The plan was structured to be funded with contributions in excess of what was needed to purchase a one year insurance policy to fund the benefit officially offered by the plan (a benefit if a covered employee died). As the Court notes:
The Internal Revenue Service contends that Vee's plan is a "listed transaction" (the term does not appear in Notice 95-34, but a subsequent Notice, 2000-15, states that the transaction described in Notice 95-34 is indeed a listed transaction), so classified because it involves plan contributions that exceed the cost of the term life insurance (one-year insurance that yields proceeds only if the employee dies during that year, and that has no cash value), which is all that the contributions buy. The excess of contributions over expense leaves the plan administrator with a surplus with which to provide other benefits to the plan's beneficiaries.
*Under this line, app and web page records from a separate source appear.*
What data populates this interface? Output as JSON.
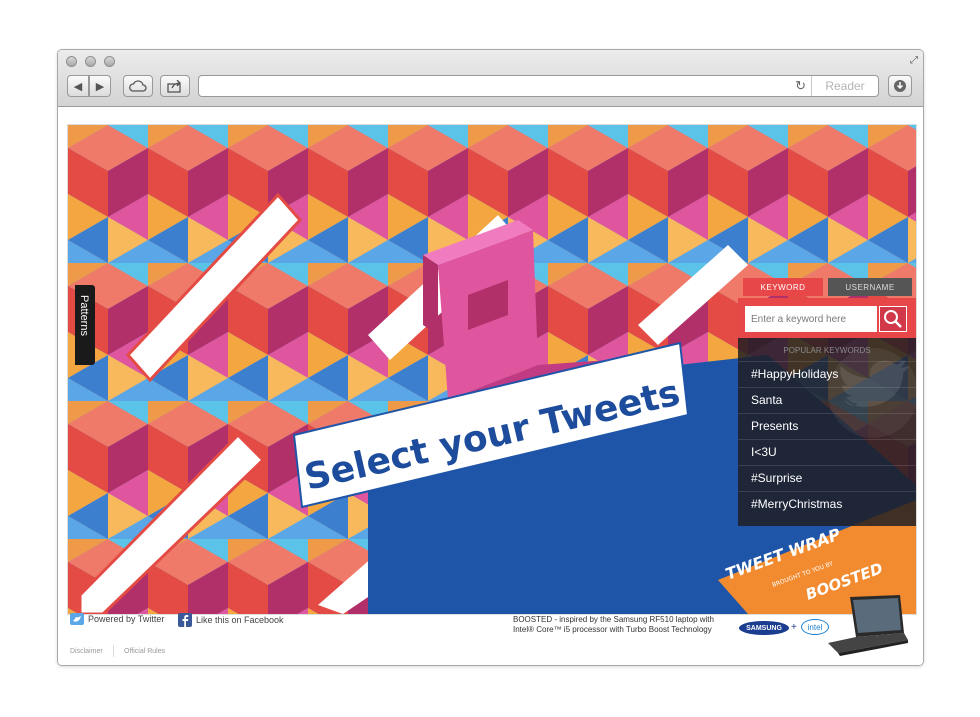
{
  "browser": {
    "reader_label": "Reader"
  },
  "page": {
    "headline": "Select your Tweets",
    "patterns_label": "Patterns",
    "logo_line1": "TWEET WRAP",
    "logo_line2": "BROUGHT TO YOU BY",
    "logo_line3": "BOOSTED"
  },
  "panel": {
    "tabs": [
      "KEYWORD",
      "USERNAME"
    ],
    "search_placeholder": "Enter a keyword here",
    "popular_title": "POPULAR KEYWORDS",
    "keywords": [
      "#HappyHolidays",
      "Santa",
      "Presents",
      "I<3U",
      "#Surprise",
      "#MerryChristmas"
    ]
  },
  "footer": {
    "powered": "Powered by Twitter",
    "facebook": "Like this on Facebook",
    "disclaimer": "Disclaimer",
    "rules": "Official Rules",
    "boosted_text": "BOOSTED - inspired by the Samsung RF510 laptop with Intel® Core™ i5 processor with Turbo Boost Technology",
    "samsung": "SAMSUNG",
    "plus": "+",
    "intel": "intel"
  },
  "colors": {
    "accent": "#e8474a",
    "headline_blue": "#1c4c9b",
    "pink": "#e0569e",
    "orange": "#f4a640"
  }
}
In fact, the Court notes:
And like the transaction described in Notice 95-34, Vee’s plan is experience rated, meaning as we said that the employer’s contributions are allocated to his own employees. This feature too is inconsistent with the premise of a 10 or more employers benefit plan that contributions and risks are to be pooled. In effect though not in name Vee’s plan is what is called a “universal life insurance contract.”
Thus the Court sustained the lower court’s holding that Vee had been properly assessed four $10,000 penalties under §6707A (one for each year it failed to attach the Form 8886 to it’s return). Note that this is true even though the actual validity of the deductions claimed under the plan is still being disputed by the taxpayer in a separate action in the United States Tax Court.
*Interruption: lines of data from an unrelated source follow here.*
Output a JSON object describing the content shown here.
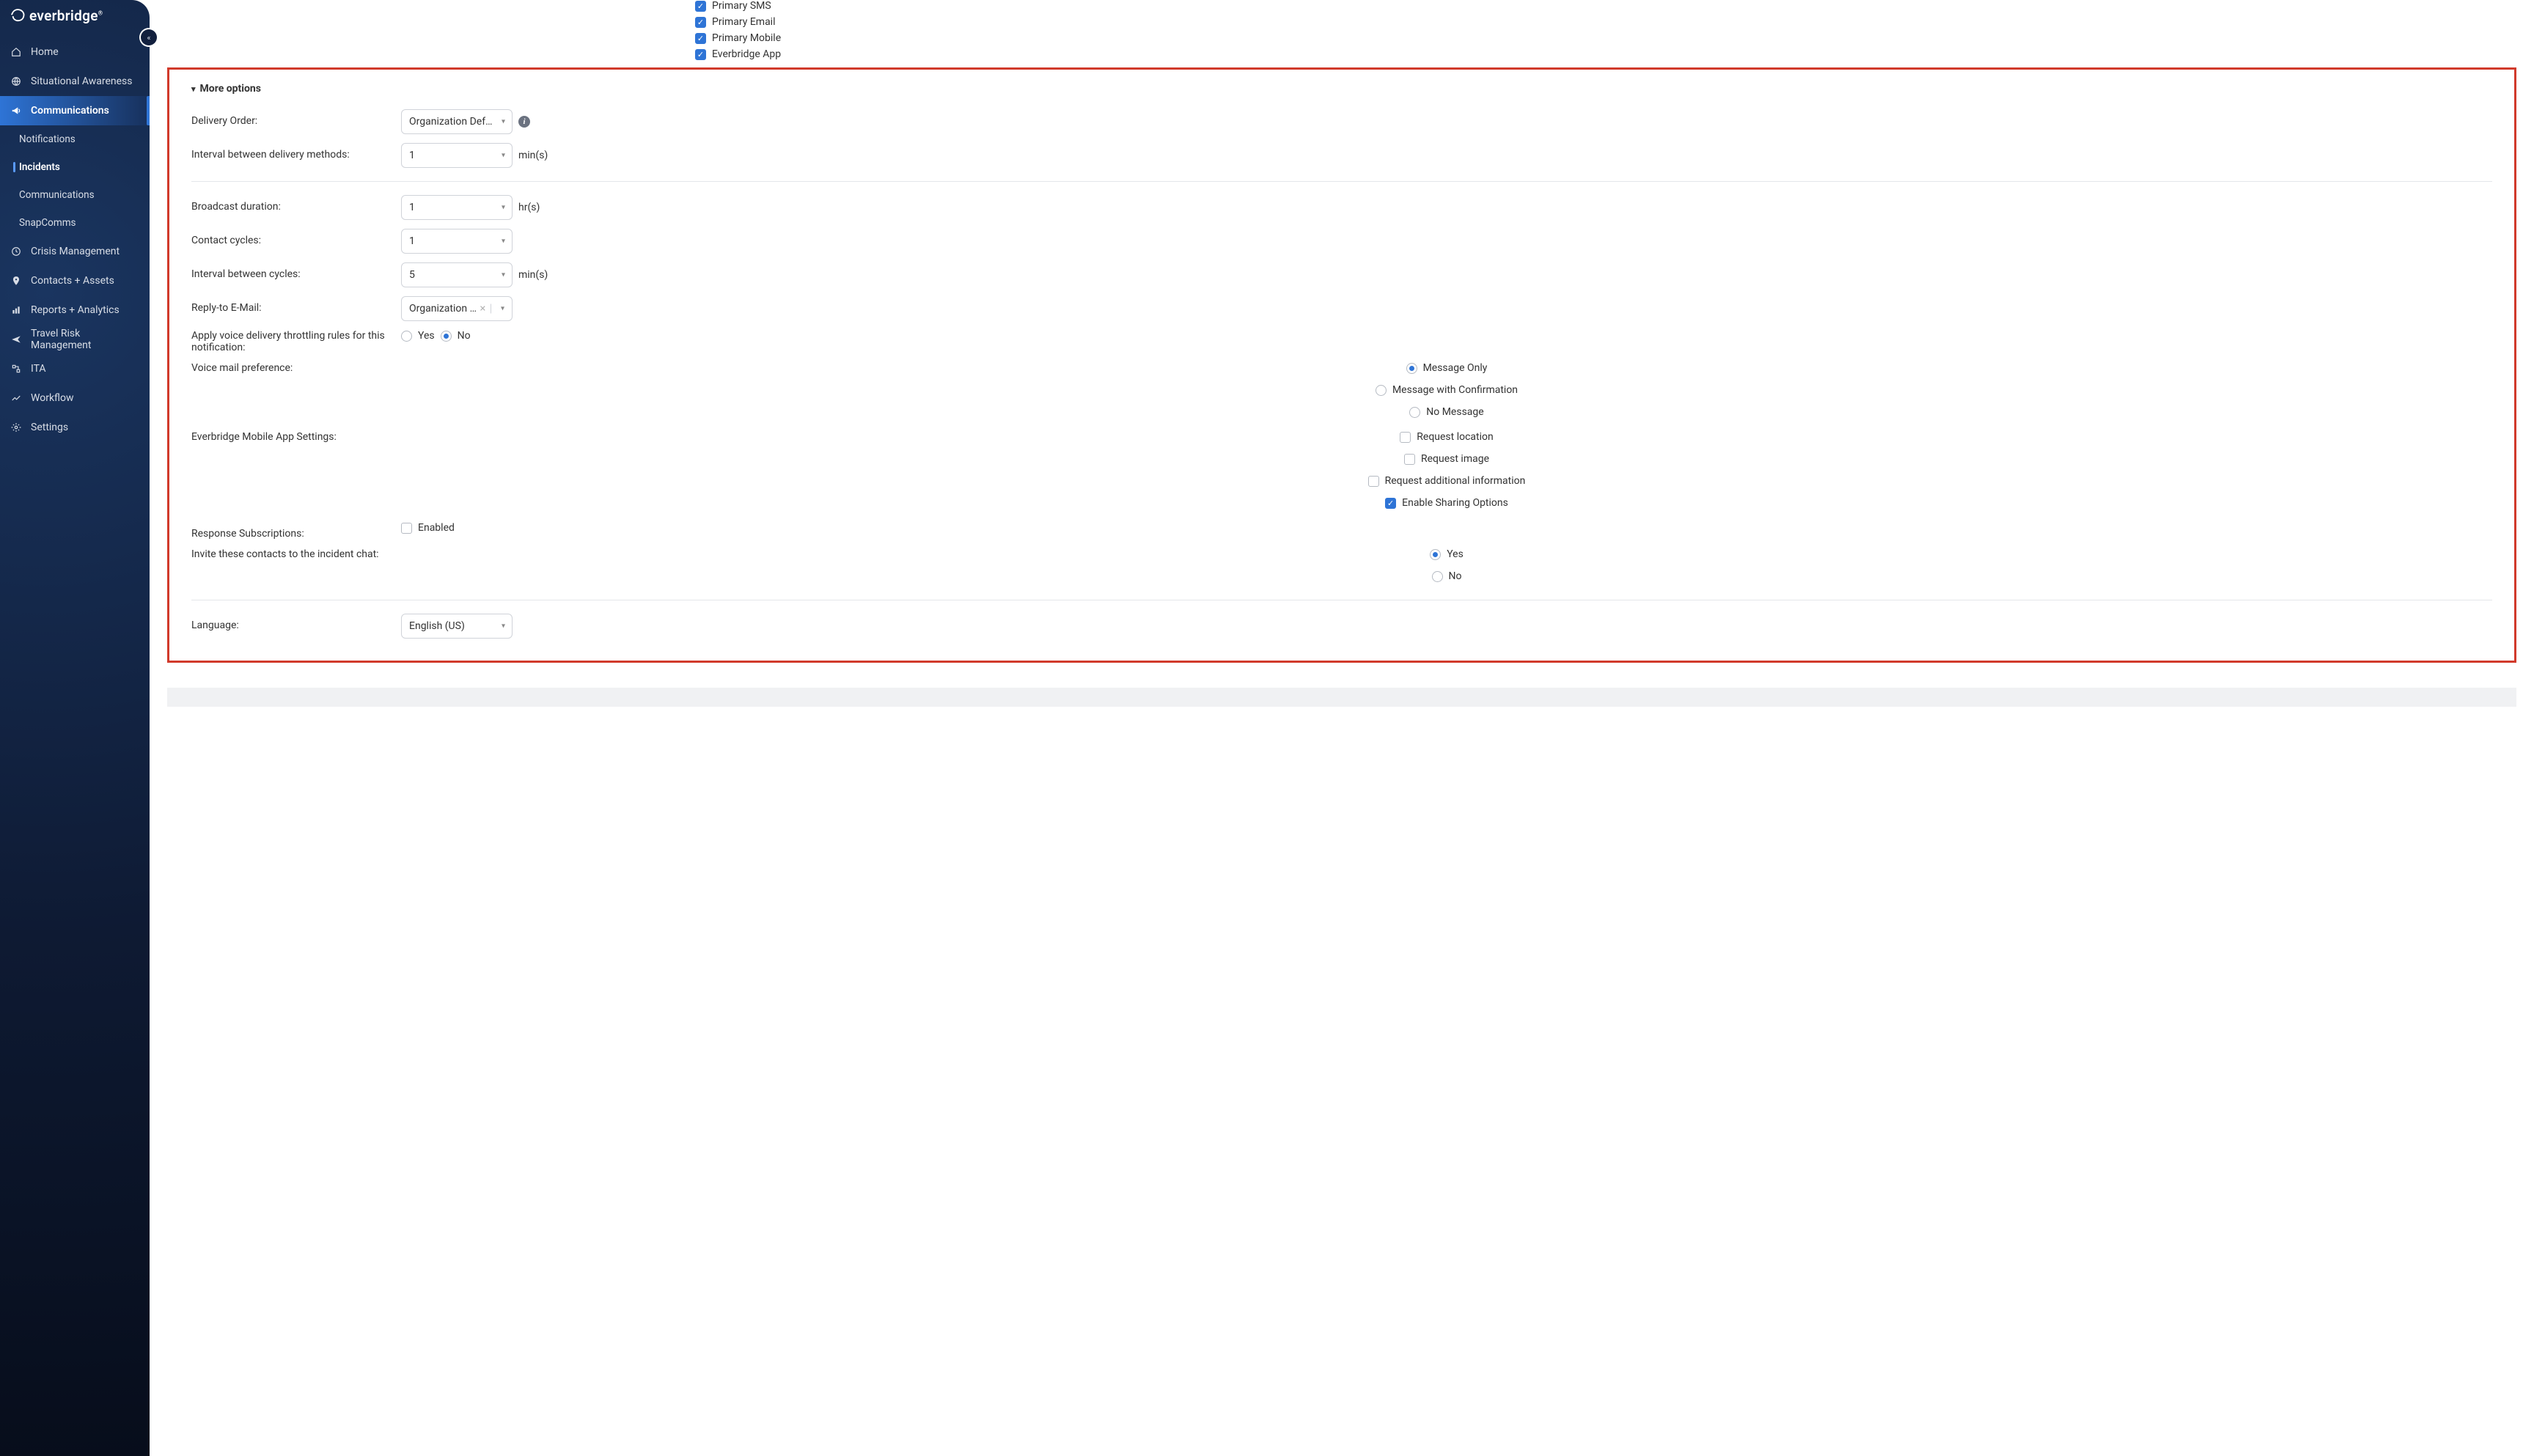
{
  "brand": {
    "name": "everbridge"
  },
  "sidebar": {
    "items": [
      {
        "label": "Home"
      },
      {
        "label": "Situational Awareness"
      },
      {
        "label": "Communications"
      },
      {
        "label": "Notifications"
      },
      {
        "label": "Incidents"
      },
      {
        "label": "Communications"
      },
      {
        "label": "SnapComms"
      },
      {
        "label": "Crisis Management"
      },
      {
        "label": "Contacts + Assets"
      },
      {
        "label": "Reports + Analytics"
      },
      {
        "label": "Travel Risk Management"
      },
      {
        "label": "ITA"
      },
      {
        "label": "Workflow"
      },
      {
        "label": "Settings"
      }
    ]
  },
  "delivery_methods": [
    {
      "label": "Primary SMS",
      "checked": true
    },
    {
      "label": "Primary Email",
      "checked": true
    },
    {
      "label": "Primary Mobile",
      "checked": true
    },
    {
      "label": "Everbridge App",
      "checked": true
    }
  ],
  "more_options": {
    "heading": "More options",
    "delivery_order": {
      "label": "Delivery Order:",
      "value": "Organization Default"
    },
    "interval_methods": {
      "label": "Interval between delivery methods:",
      "value": "1",
      "unit": "min(s)"
    },
    "broadcast": {
      "label": "Broadcast duration:",
      "value": "1",
      "unit": "hr(s)"
    },
    "contact_cycles": {
      "label": "Contact cycles:",
      "value": "1"
    },
    "interval_cycles": {
      "label": "Interval between cycles:",
      "value": "5",
      "unit": "min(s)"
    },
    "reply_email": {
      "label": "Reply-to E-Mail:",
      "value": "Organization …"
    },
    "throttling": {
      "label": "Apply voice delivery throttling rules for this notification:",
      "options": {
        "yes": "Yes",
        "no": "No"
      },
      "selected": "no"
    },
    "voicemail": {
      "label": "Voice mail preference:",
      "options": {
        "msg_only": "Message Only",
        "msg_conf": "Message with Confirmation",
        "no_msg": "No Message"
      },
      "selected": "msg_only"
    },
    "mobile_app": {
      "label": "Everbridge Mobile App Settings:",
      "options": [
        {
          "key": "request_location",
          "label": "Request location",
          "checked": false
        },
        {
          "key": "request_image",
          "label": "Request image",
          "checked": false
        },
        {
          "key": "request_addl_info",
          "label": "Request additional information",
          "checked": false
        },
        {
          "key": "enable_sharing",
          "label": "Enable Sharing Options",
          "checked": true
        }
      ]
    },
    "response_subs": {
      "label": "Response Subscriptions:",
      "option_label": "Enabled",
      "checked": false
    },
    "invite_chat": {
      "label": "Invite these contacts to the incident chat:",
      "options": {
        "yes": "Yes",
        "no": "No"
      },
      "selected": "yes"
    },
    "language": {
      "label": "Language:",
      "value": "English (US)"
    }
  }
}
All too often clients are marketed various tax avoidance strategies and schemes that look too good to be true and seem to be much like programs the IRS has previously identified as being listed transactions. Too often those marketing such programs suavely assure the taxpayer that his/her adviser’s concerns over it being a program that the IRS has attacked are misplaced, as this program is “different” due to some particular detail.
What advisers must tell clients is even if it is correct that the program is not exactly what was described by the IRS, if it “smells” like that program a failure to disclose could prove extremely costly—in this case to the extent of $40,000.
As well advisers are well to be highly skeptical of the underlying program’s ability to survive IRS challenge. Advisers must determine that the justification for program meets the minimum requirements (substantial authority for undisclosed positions, reasonable basis for fully disclosed positions) in order to determine if the taxpayer would face other penalties as well as whether the adviser him/herself may end up in violation of IRC §6694 (the paid preparer penalties) and the AICPA Statements on Standards for Tax Services No. 1.